Tennessee’s South Cumberland Tourism Partnership: A Regional Allegiance

Located between Nashville and Chattanooga and accessible from I-24, the South Cumberland area comprises six counties in Southern Tennessee. It is a gateway to the nearly 31,000-acre South Cumberland State Park, which features cliff faces, waterfalls, and twelve trailheads.

Initially applying to the 2019 Appalachian Gateway Communities Initiative (AGCI) workshop as an unofficial team of dedicated community members from across six counties, the Tennessee South Cumberland Tourism Partnership (the Partnership) is finalizing its incorporation papers to become a 501(c)(3). The Partnership will join local citizens, governments, and businesses together in a mission of establishing future economic and business plans. This vision was realized in part thanks to the model communities with which the team interacted at the 2018 workshop, particularly the Pennsylvania Wilds, a sister gateways team from Northern Appalachia. In many ways, the South Cumberland team saw a possible future for their own community in the successes of the Pennsylvania Wilds—indeed, South Cumberland, like the Pennsylvania Wilds, surrounds a large state park and attracts natural asset-based tourism such as rock climbing, hiking, and camping.

Sustainably Growing Tourism

Hearing the story of Pennsylvania Wilds helped to get local leadership on board with the Partnership’s vision and has helped to unify the area’s nine communities with a more regional mindset. Many of the region’s residents and their leaders have come to agree that tourism is a valuable source of economic development, especially in the wake of decreased coal extraction and timbering. Maintaining sustainable tourism and respecting the visual character of the region have been the team’s key priorities in tourism development, a goal emphasized by team lead Rick Dreves. For this reason, the Partnership is currently undertaking the creation of a design guide, inspired by a similar book produced for the Pennsylvania Wilds team, which the South Cumberland team was exposed to through the AGCI workshop.

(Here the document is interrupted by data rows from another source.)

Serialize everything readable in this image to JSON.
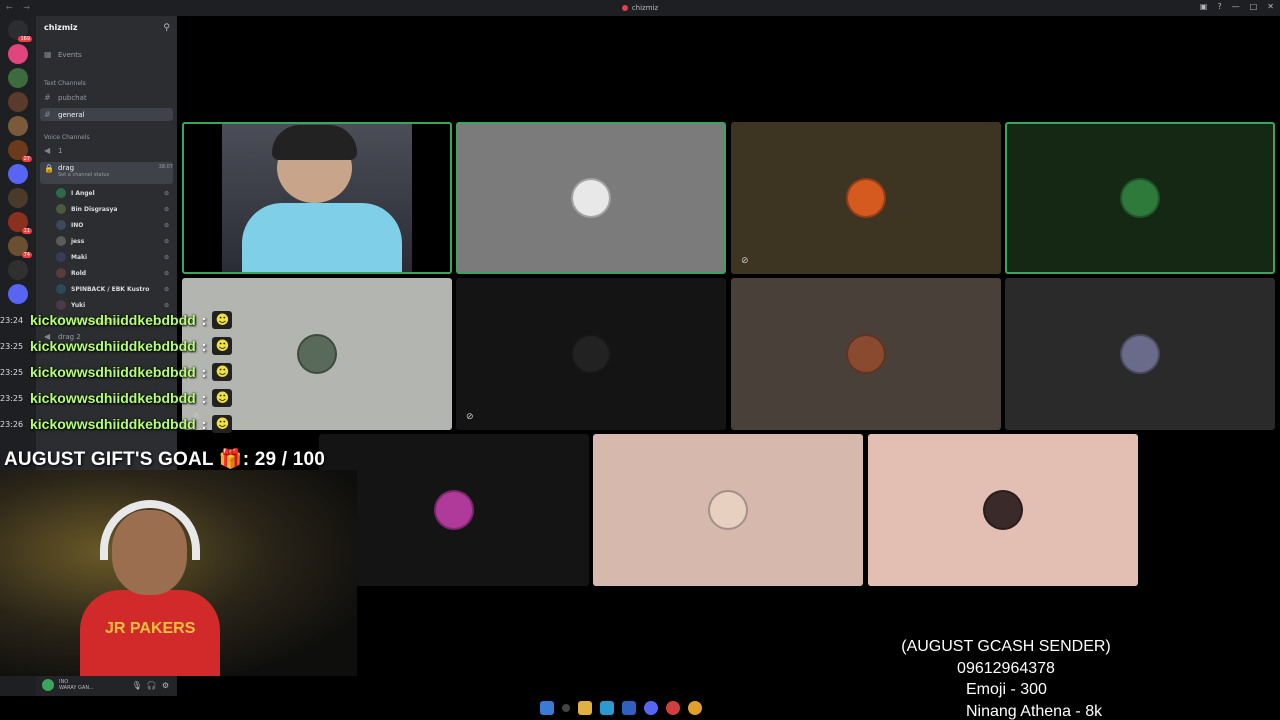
{
  "window": {
    "title": "chizmiz",
    "nav": "← →"
  },
  "servers": [
    {
      "color": "#2b2d31",
      "badge": "169"
    },
    {
      "color": "#e0457b",
      "badge": ""
    },
    {
      "color": "#3d6b3d",
      "badge": ""
    },
    {
      "color": "#5a3a2a",
      "badge": ""
    },
    {
      "color": "#7a5a3a",
      "badge": ""
    },
    {
      "color": "#6a3a1a",
      "badge": "27"
    },
    {
      "color": "#5865f2",
      "badge": ""
    },
    {
      "color": "#4a3a2a",
      "badge": ""
    },
    {
      "color": "#8a3020",
      "badge": "11"
    },
    {
      "color": "#6a5030",
      "badge": "74"
    },
    {
      "color": "#303030",
      "badge": ""
    },
    {
      "color": "#5865f2",
      "badge": ""
    }
  ],
  "sidebar": {
    "server_name": "chizmiz",
    "events": "Events",
    "text_category": "Text Channels",
    "text_channels": [
      "pubchat",
      "general"
    ],
    "voice_category": "Voice Channels",
    "voice_channel_1": "1",
    "voice_active": "drag",
    "voice_active_status": "Set a channel status",
    "voice_timer": "38:07",
    "voice_users": [
      "I Angel",
      "Bin Disgrasya",
      "INO",
      "jess",
      "Maki",
      "Rold",
      "SPINBACK / EBK Kustro",
      "Yuki",
      "boyitsmepotato"
    ],
    "voice_channel_2": "drag 2",
    "userbar_name": "INO",
    "userbar_status": "WARAY GAN..."
  },
  "chat": {
    "username": "kickowwsdhiiddkebdbdd",
    "separator": ":",
    "emoji": "☻",
    "times": [
      "23:24",
      "23:25",
      "23:25",
      "23:25",
      "23:26"
    ]
  },
  "goal": {
    "text": "AUGUST GIFT'S GOAL",
    "icon": "🎁",
    "value": ": 29 / 100"
  },
  "webcam": {
    "jersey": "JR PAKERS"
  },
  "gcash": {
    "title": "(AUGUST GCASH SENDER)",
    "number": "09612964378",
    "line1": "Emoji - 300",
    "line2": "Ninang Athena - 8k"
  },
  "tiles": [
    {
      "bg": "#000000",
      "speaking": true,
      "avatar": ""
    },
    {
      "bg": "#7b7b7b",
      "speaking": true,
      "avatar": "#e8e8e8"
    },
    {
      "bg": "#3e3422",
      "speaking": false,
      "avatar": "#d45a20"
    },
    {
      "bg": "#142814",
      "speaking": true,
      "avatar": "#2e7a3a"
    },
    {
      "bg": "#b3b5b0",
      "speaking": false,
      "avatar": "#5a6a5a"
    },
    {
      "bg": "#141414",
      "speaking": false,
      "avatar": "#222222"
    },
    {
      "bg": "#4a403a",
      "speaking": false,
      "avatar": "#8a4a30"
    },
    {
      "bg": "#2a2a2a",
      "speaking": false,
      "avatar": "#6a6a8a"
    },
    {
      "bg": "#141414",
      "speaking": false,
      "avatar": "#b03a9a"
    },
    {
      "bg": "#d6b8ac",
      "speaking": false,
      "avatar": "#e8d0c0"
    },
    {
      "bg": "#e3bfb3",
      "speaking": false,
      "avatar": "#3a2a2a"
    }
  ]
}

For Dreves, the workshop’s most memorable and impactful outputs were its planning programs. Their challenge-and-solution structure helped him and his team understand that good planning requires good listening skills.

The workshop gave us a really good road map—we could see that there are a set of steps you can follow that… let us tackle our big, long-range plan in an organized way.

Arts have also played a major part in the recent developments in the South Cumberland region. A nationally aired PBS show, Bluegrass Underground, features bluegrass and folk musicians from across the country performing in the South Cumberland caverns, a large underground cavern concert hall. When COVID-19 struck, the venue was temporarily closed, but a large outdoor amphitheater was opened in its place.

Pictured left to right: concert in South Cumberland Caverns; Historic Stoker-Stampfli Farm & Museum; South Cumberland Caverns

Building on the Outdoor Travel Boon

COVID-19 was mostly not a tourism challenge for the region; if anything, it acted as a boon for outdoor recreation due to the increased need for socially distanced travel and tourism offerings. South Cumberland’s parks saw a massive boom in visitation, resulting in what Dreves estimated were record-breaking incomes from tourism, which served as a valuable learning opportunity for tourism development. The most notable difficulty presented by COVID was simply reaching a point in organization where the South Cumberland team was capable of forming a 501(c)(3).

Thanks to grants that built on the team’s initial successes, the South Cumberland region has also seen new wayfinding kiosks built in each of its nine communities, accompanied by a website, tnsouthcumberland.com, which allows visitors to access maps digitally. In addition, another grant allowed the region to begin preparing a number of agricultural tourism sites, including farm tours for mushroom and worm-growing facilities.

Many other ventures are on the horizon for the Partnership. Soon, a new off-road vehicle area in the state park will be opened. The Partnership’s ambitions build on exemplars from the workshop, too; it is working to establish more areas for mountain biking, inspired by workshop presenter Anthony Duncan from the International Mountain Bicycling Association. Moreover, historic assets like coke ovens and Swiss colonies are being transformed into tourist destinations.